Reuters reports that a landmark report completed by asset consultants Mercer, and 14 global super funds with $2 trillion invested between them, has some alarming revelations for all our retirement incomes. According to the report, our current approach to managing risk is no good with climate change putting trillions of investment dollars at risk over the next 20 years.

Just think of the impact of the Queensland floods, and the flash floods around the rest of the country on businesses and the economy and you’ll begin to see the point.

"Weather events like the recent floods in Australia will continue to impact infrastructure, food security and property, contributing to material portfolio risk for institutional investors," Investor Group on Climate Change in Australia chief executive Nathan Fabian said.

The study found that costs coming from the environment, health and food security could exceed $4 trillion by 2030, and far more if there were policy delays. It also found that some investments might be directly affected by rising risks of climate change related events. These would include investments in infrastructure and coastal zone property (floods and storm damage), water availability (drought and flood risk). There would also be knock on impacts on agriculture and health.

On the other hand, the 132 page report says climate change represents a great investment opportunity with technology investments to create a low carbon economy likely to accumulate to $5 trillion by 2030.
No doubt all this will change the investment strategies for many super funds. It’s already started. The Financial Times reports that some pension funds plan to change their asset allocations as a result of the report.

“The risk numbers indicate this is a very real risk,” said Helene Winch, director, head of policy at BT Pension Scheme Management told the FT.

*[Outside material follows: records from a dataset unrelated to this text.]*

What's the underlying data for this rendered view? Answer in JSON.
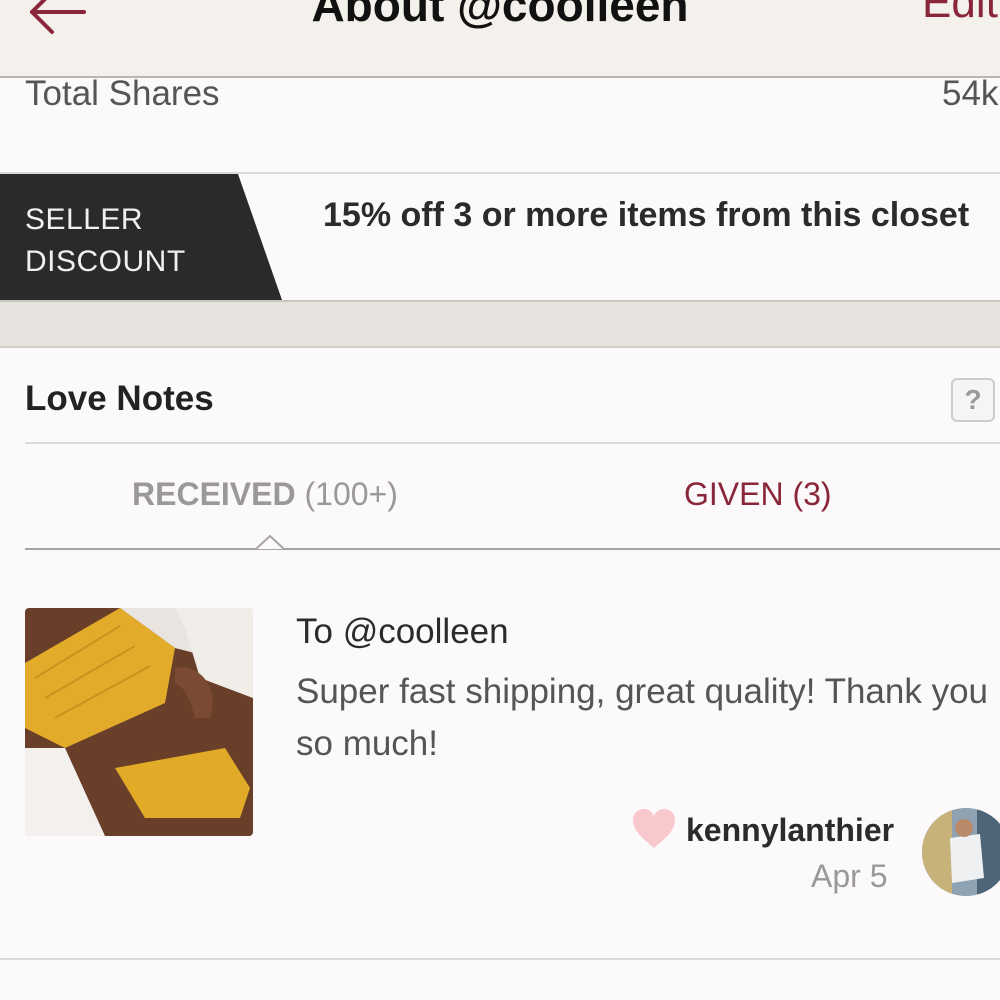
{
  "header": {
    "title": "About @coolleen",
    "edit_label": "Edit",
    "back_icon": "arrow-left-icon",
    "accent_color": "#8a2639"
  },
  "stats": {
    "total_shares_label": "Total Shares",
    "total_shares_value": "54k"
  },
  "seller_discount": {
    "badge_line1": "SELLER",
    "badge_line2": "DISCOUNT",
    "text": "15% off 3 or more items from this closet"
  },
  "love_notes": {
    "title": "Love Notes",
    "help_label": "?",
    "tabs": [
      {
        "label": "RECEIVED",
        "count": "(100+)",
        "active": true
      },
      {
        "label": "GIVEN (3)",
        "active": false
      }
    ],
    "notes": [
      {
        "to": "To @coolleen",
        "body": "Super fast shipping, great quality! Thank you so much!",
        "author": "kennylanthier",
        "date": "Apr 5",
        "heart_color": "#f8c8cc"
      }
    ]
  }
}
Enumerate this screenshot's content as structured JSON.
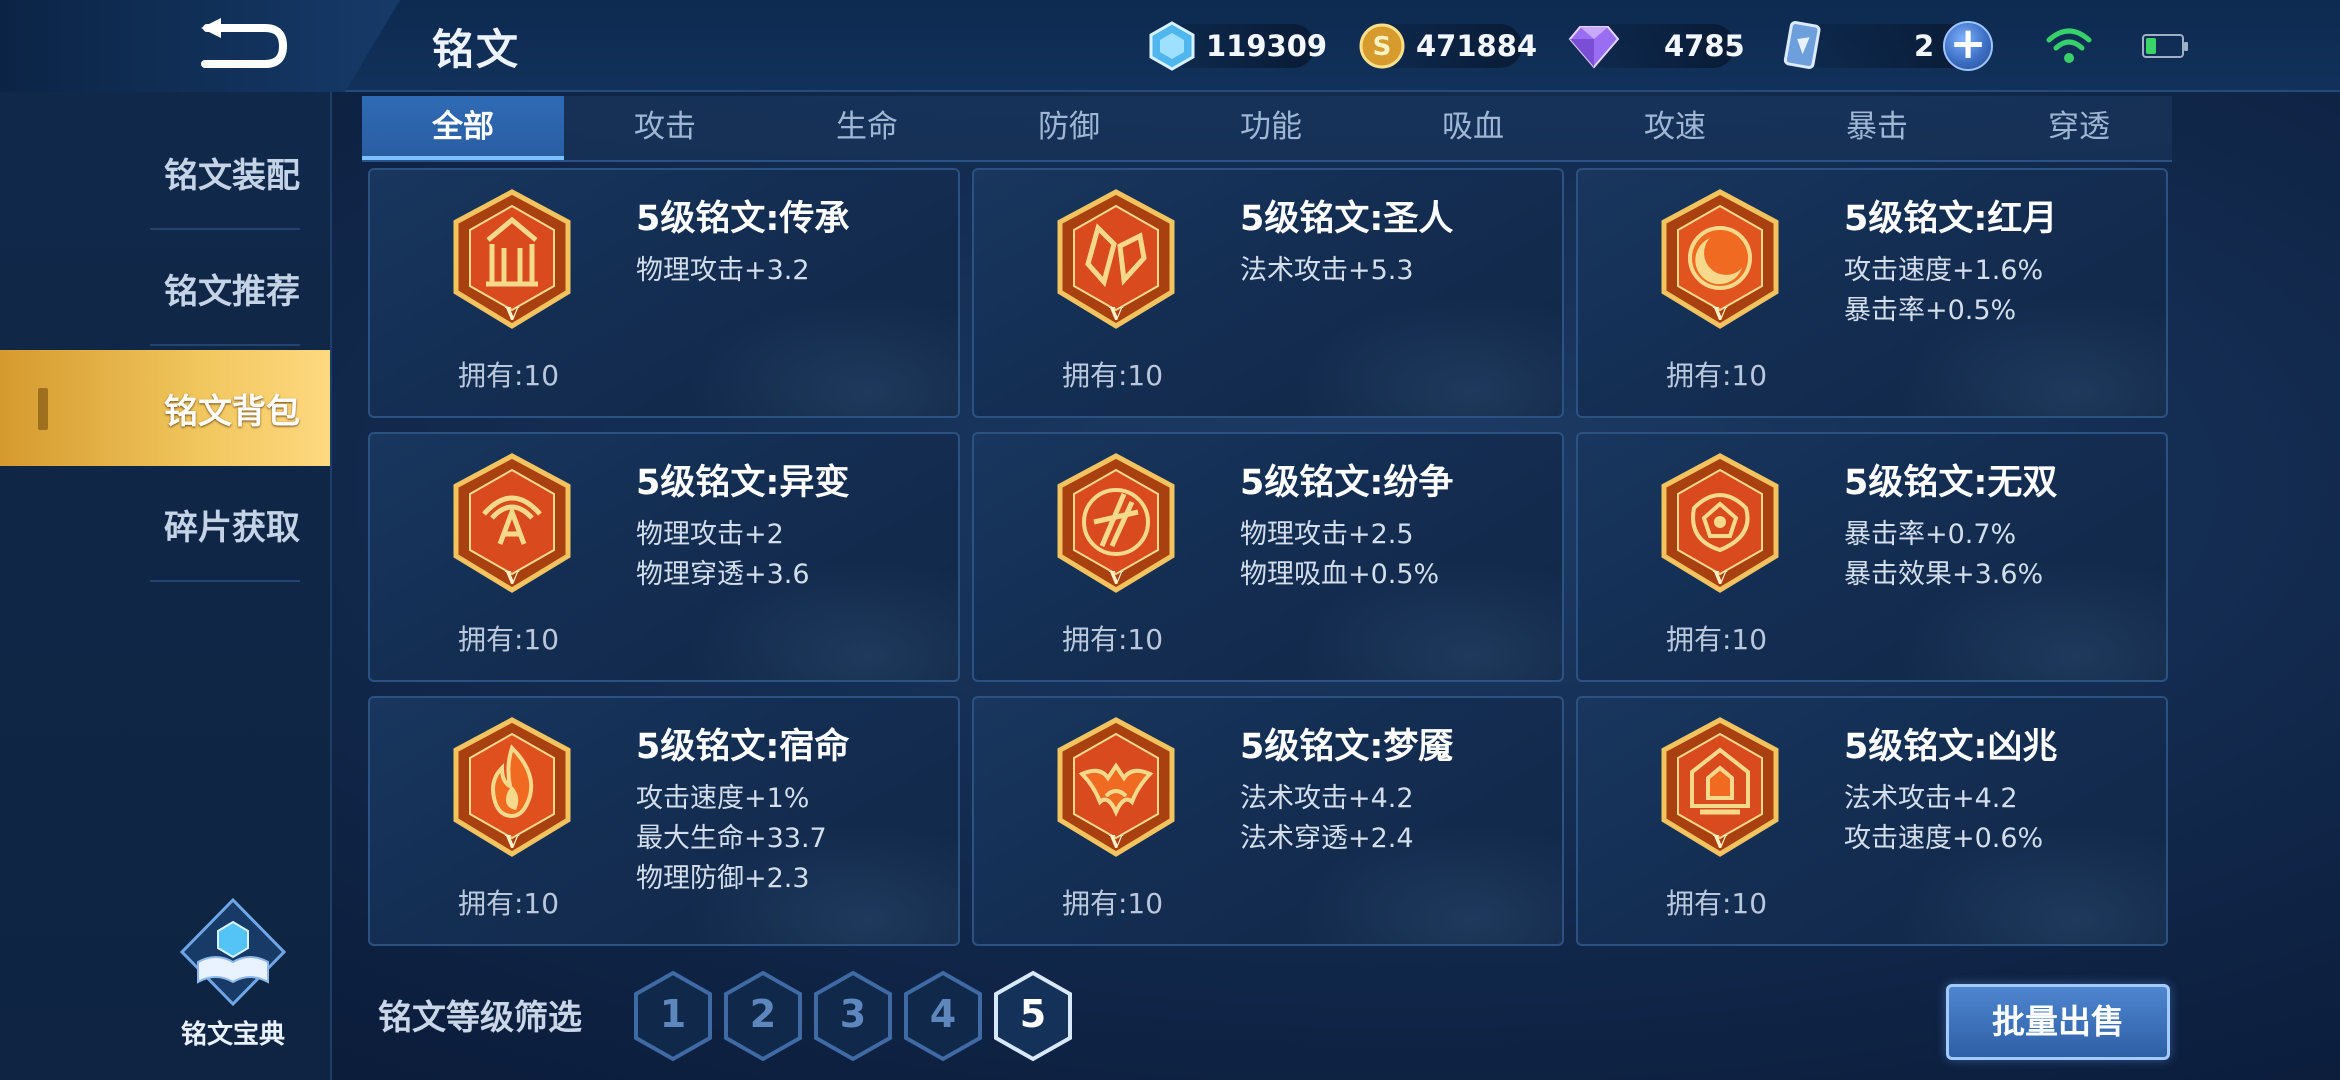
{
  "header": {
    "title": "铭文",
    "currencies": {
      "coupon": "119309",
      "gold": "471884",
      "diamond": "4785",
      "card": "2"
    }
  },
  "sidebar": {
    "items": [
      {
        "label": "铭文装配",
        "active": false
      },
      {
        "label": "铭文推荐",
        "active": false
      },
      {
        "label": "铭文背包",
        "active": true
      },
      {
        "label": "碎片获取",
        "active": false
      }
    ],
    "codex_label": "铭文宝典"
  },
  "tabs": [
    {
      "label": "全部",
      "active": true
    },
    {
      "label": "攻击"
    },
    {
      "label": "生命"
    },
    {
      "label": "防御"
    },
    {
      "label": "功能"
    },
    {
      "label": "吸血"
    },
    {
      "label": "攻速"
    },
    {
      "label": "暴击"
    },
    {
      "label": "穿透"
    }
  ],
  "inscriptions": [
    {
      "name": "5级铭文:传承",
      "attrs": [
        "物理攻击+3.2"
      ],
      "owned": "拥有:10",
      "level_glyph": "V",
      "icon": "tower-emblem-icon"
    },
    {
      "name": "5级铭文:圣人",
      "attrs": [
        "法术攻击+5.3"
      ],
      "owned": "拥有:10",
      "level_glyph": "V",
      "icon": "crystal-emblem-icon"
    },
    {
      "name": "5级铭文:红月",
      "attrs": [
        "攻击速度+1.6%",
        "暴击率+0.5%"
      ],
      "owned": "拥有:10",
      "level_glyph": "V",
      "icon": "moon-emblem-icon"
    },
    {
      "name": "5级铭文:异变",
      "attrs": [
        "物理攻击+2",
        "物理穿透+3.6"
      ],
      "owned": "拥有:10",
      "level_glyph": "V",
      "icon": "arch-emblem-icon"
    },
    {
      "name": "5级铭文:纷争",
      "attrs": [
        "物理攻击+2.5",
        "物理吸血+0.5%"
      ],
      "owned": "拥有:10",
      "level_glyph": "V",
      "icon": "claw-emblem-icon"
    },
    {
      "name": "5级铭文:无双",
      "attrs": [
        "暴击率+0.7%",
        "暴击效果+3.6%"
      ],
      "owned": "拥有:10",
      "level_glyph": "V",
      "icon": "vortex-emblem-icon"
    },
    {
      "name": "5级铭文:宿命",
      "attrs": [
        "攻击速度+1%",
        "最大生命+33.7",
        "物理防御+2.3"
      ],
      "owned": "拥有:10",
      "level_glyph": "V",
      "icon": "flame-emblem-icon"
    },
    {
      "name": "5级铭文:梦魇",
      "attrs": [
        "法术攻击+4.2",
        "法术穿透+2.4"
      ],
      "owned": "拥有:10",
      "level_glyph": "V",
      "icon": "bat-emblem-icon"
    },
    {
      "name": "5级铭文:凶兆",
      "attrs": [
        "法术攻击+4.2",
        "攻击速度+0.6%"
      ],
      "owned": "拥有:10",
      "level_glyph": "V",
      "icon": "lantern-emblem-icon"
    }
  ],
  "filter": {
    "label": "铭文等级筛选",
    "levels": [
      "1",
      "2",
      "3",
      "4",
      "5"
    ],
    "selected": "5"
  },
  "actions": {
    "bulk_sell": "批量出售"
  },
  "colors": {
    "active_sidebar": "#f0c65d",
    "active_tab": "#2f6bb5",
    "emblem_red": "#d94a1f",
    "emblem_gold": "#f2c35e",
    "status_green": "#3cd46a"
  }
}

All this is another piece of evidence showing that climate change has some very serious investment and financial risks. It’s very much a business issue.